Your instructions ::
Reproduce every record below exactly, with the pictures left out.

◇ ◇ ◇ ◇

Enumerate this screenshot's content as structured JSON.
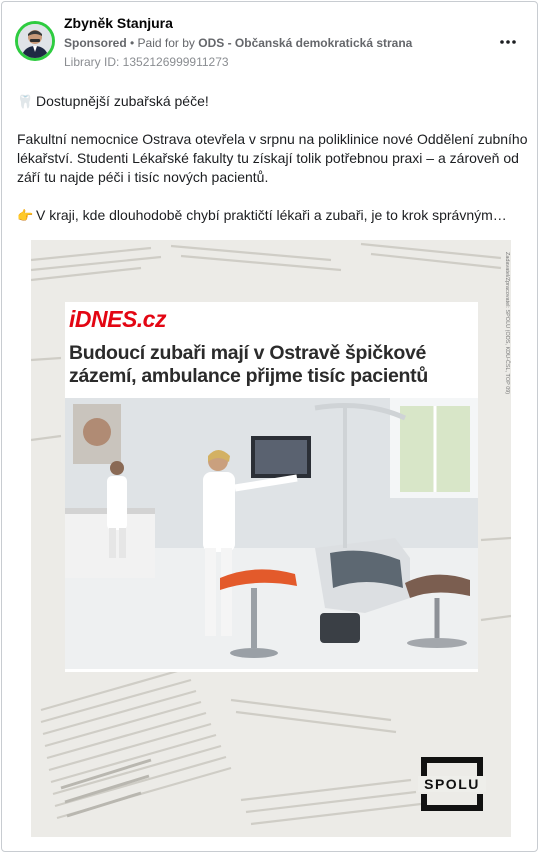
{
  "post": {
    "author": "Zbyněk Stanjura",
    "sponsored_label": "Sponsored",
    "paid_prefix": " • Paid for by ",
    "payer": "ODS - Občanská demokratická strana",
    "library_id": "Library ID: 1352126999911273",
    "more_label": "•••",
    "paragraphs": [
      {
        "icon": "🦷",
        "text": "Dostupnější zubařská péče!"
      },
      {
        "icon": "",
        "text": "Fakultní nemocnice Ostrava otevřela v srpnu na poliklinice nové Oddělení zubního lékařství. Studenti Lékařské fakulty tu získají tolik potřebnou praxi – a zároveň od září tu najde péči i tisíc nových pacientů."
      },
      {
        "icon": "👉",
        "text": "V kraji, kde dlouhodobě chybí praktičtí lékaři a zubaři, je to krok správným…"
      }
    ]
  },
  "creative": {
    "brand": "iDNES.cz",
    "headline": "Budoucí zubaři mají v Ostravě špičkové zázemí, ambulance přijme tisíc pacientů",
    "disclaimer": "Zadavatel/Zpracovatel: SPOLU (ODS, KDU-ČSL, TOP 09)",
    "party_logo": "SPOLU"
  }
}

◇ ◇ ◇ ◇

Result of this exercise ::
Enumerate this screenshot's content as structured JSON.
{
  "post": {
    "author": "Zbyněk Stanjura",
    "sponsored_label": "Sponsored",
    "paid_prefix": " • Paid for by ",
    "payer": "ODS - Občanská demokratická strana",
    "library_id": "Library ID: 1352126999911273",
    "more_label": "•••",
    "paragraphs": [
      {
        "icon": "🦷",
        "text": "Dostupnější zubařská péče!"
      },
      {
        "icon": "",
        "text": "Fakultní nemocnice Ostrava otevřela v srpnu na poliklinice nové Oddělení zubního lékařství. Studenti Lékařské fakulty tu získají tolik potřebnou praxi – a zároveň od září tu najde péči i tisíc nových pacientů."
      },
      {
        "icon": "👉",
        "text": "V kraji, kde dlouhodobě chybí praktičtí lékaři a zubaři, je to krok správným…"
      }
    ]
  },
  "creative": {
    "brand": "iDNES.cz",
    "headline": "Budoucí zubaři mají v Ostravě špičkové zázemí, ambulance přijme tisíc pacientů",
    "disclaimer": "Zadavatel/Zpracovatel: SPOLU (ODS, KDU-ČSL, TOP 09)",
    "party_logo": "SPOLU"
  }
}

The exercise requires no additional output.